Determining the differences between dog breeds may seem inconsequential, but it has important implications for human health.
“Understanding the genetic bases of complex traits in humans is difficult because many different genes can influence a particular trait,” explained Bustamante. “Having model systems, such as mice and dogs, is critical for making sense of the biology. For example, one of the strongest associations in human genetics is between a common variant in a gene called HMGA2 and height. In our study, we also see a strong association with body size and HMGA2 (just as we see at IGF-1 in humans, mice and dogs and body-size variation within each species). This suggests that studying what underlies the HMGA2 association in dogs could help us understand the relationship in humans. In this way, dogs are a fantastic model system since they complement mouse and human genetics.”
In the future, the researchers plan to investigate whether dog behavioral traits can be linked to specific genomic regions, and how these regions may be important in mammalian behavior.

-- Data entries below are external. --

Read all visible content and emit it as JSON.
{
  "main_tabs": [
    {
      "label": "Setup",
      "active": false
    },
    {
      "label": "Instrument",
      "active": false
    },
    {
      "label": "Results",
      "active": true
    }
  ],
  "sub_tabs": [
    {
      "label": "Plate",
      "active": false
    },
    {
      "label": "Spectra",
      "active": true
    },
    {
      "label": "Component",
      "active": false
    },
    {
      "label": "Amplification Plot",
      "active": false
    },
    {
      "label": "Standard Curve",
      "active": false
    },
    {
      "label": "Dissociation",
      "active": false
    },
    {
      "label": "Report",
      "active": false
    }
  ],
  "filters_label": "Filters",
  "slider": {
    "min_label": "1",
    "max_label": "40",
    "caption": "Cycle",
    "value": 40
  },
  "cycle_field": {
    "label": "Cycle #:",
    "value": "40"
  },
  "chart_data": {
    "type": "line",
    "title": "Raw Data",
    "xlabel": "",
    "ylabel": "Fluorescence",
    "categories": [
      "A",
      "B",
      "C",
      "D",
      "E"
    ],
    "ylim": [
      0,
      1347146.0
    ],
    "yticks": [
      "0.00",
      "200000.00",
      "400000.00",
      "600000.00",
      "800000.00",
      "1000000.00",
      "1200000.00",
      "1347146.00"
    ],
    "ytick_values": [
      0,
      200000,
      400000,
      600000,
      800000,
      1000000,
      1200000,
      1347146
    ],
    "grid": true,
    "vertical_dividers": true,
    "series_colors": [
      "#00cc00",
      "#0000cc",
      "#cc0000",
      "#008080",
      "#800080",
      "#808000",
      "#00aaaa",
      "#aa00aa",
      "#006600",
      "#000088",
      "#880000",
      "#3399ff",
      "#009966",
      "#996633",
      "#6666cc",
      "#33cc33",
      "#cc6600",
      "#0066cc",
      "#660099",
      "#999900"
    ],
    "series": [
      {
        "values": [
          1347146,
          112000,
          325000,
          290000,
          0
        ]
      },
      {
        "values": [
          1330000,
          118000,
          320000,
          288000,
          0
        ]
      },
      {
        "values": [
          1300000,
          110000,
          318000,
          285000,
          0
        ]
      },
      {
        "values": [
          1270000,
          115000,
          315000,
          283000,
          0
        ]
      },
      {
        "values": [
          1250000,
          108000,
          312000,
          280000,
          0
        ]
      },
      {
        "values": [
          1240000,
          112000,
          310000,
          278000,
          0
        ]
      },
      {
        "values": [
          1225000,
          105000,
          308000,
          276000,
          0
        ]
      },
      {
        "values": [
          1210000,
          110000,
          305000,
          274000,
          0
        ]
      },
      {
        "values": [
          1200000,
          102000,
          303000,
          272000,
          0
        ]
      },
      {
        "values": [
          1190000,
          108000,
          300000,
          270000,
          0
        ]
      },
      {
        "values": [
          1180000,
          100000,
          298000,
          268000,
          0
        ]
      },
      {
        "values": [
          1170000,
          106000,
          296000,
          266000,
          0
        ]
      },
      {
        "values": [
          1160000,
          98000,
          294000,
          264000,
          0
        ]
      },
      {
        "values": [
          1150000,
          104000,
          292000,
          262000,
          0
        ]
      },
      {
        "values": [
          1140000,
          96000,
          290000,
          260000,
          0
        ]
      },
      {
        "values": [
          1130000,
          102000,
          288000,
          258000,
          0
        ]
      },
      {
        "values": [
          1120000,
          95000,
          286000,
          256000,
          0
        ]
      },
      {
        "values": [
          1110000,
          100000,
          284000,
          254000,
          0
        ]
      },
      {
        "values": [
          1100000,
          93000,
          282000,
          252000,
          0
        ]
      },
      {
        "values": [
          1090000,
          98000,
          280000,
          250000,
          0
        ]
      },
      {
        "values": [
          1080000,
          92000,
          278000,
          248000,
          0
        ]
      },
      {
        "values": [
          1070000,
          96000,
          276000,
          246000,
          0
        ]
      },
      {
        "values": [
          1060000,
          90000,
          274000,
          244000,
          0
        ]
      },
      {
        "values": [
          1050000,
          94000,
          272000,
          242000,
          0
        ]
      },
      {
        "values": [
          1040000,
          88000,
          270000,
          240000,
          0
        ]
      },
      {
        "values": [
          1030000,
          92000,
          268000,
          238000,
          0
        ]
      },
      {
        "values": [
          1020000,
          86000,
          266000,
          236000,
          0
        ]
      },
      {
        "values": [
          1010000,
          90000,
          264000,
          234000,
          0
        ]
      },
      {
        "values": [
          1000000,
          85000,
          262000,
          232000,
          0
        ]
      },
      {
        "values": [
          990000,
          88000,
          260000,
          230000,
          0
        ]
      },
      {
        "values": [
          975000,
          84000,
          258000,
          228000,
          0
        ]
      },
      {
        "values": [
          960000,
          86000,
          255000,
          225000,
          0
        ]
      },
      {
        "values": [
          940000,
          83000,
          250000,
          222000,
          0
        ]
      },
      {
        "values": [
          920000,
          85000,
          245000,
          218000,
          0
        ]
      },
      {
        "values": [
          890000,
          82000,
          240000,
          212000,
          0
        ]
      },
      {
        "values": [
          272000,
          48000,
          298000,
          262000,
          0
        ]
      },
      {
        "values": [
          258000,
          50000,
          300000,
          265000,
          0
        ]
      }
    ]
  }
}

In addition to Bustamante and Boyko, Stanford postdoctoral fellow Keyan Zhao, PhD, participated in the study. The two other co-first authors are Pascale Quignon, PhD, a former postdoc of Ostrander’s at NHGRI, and Lin Li, PhD, a former graduate student of Bustamante’s at Cornell. Other collaborators include researchers from Cornell, NHGRI, UCLA, Affymetrix Corp. and the University of Missouri.
More information about Stanford’s Department of Genetics, which also supported the research, is available at http://genetics.stanford.edu.
Stanford Medicine integrates research, medical education and health care at its three institutions - Stanford University School of Medicine, Stanford Health Care (formerly Stanford Hospital & Clinics), and Lucile Packard Children's Hospital Stanford. For more information, please visit the Office of Communication & Public Affairs site at http://mednews.stanford.edu.